### Supplied records

■ ■ ■ ■ ■ ■ ■

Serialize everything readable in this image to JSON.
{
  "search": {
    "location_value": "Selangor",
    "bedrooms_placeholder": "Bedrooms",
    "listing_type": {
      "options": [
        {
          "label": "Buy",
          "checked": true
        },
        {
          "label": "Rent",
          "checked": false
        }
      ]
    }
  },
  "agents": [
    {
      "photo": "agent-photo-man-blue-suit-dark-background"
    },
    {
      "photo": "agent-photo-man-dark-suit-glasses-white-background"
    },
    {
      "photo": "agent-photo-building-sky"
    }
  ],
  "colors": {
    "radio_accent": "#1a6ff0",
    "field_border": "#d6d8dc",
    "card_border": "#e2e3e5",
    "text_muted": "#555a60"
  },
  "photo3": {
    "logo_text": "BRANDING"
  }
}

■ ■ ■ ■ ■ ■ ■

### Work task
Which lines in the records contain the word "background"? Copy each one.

### Answer to the problem
      "photo": "agent-photo-man-blue-suit-dark-background"
      "photo": "agent-photo-man-dark-suit-glasses-white-background"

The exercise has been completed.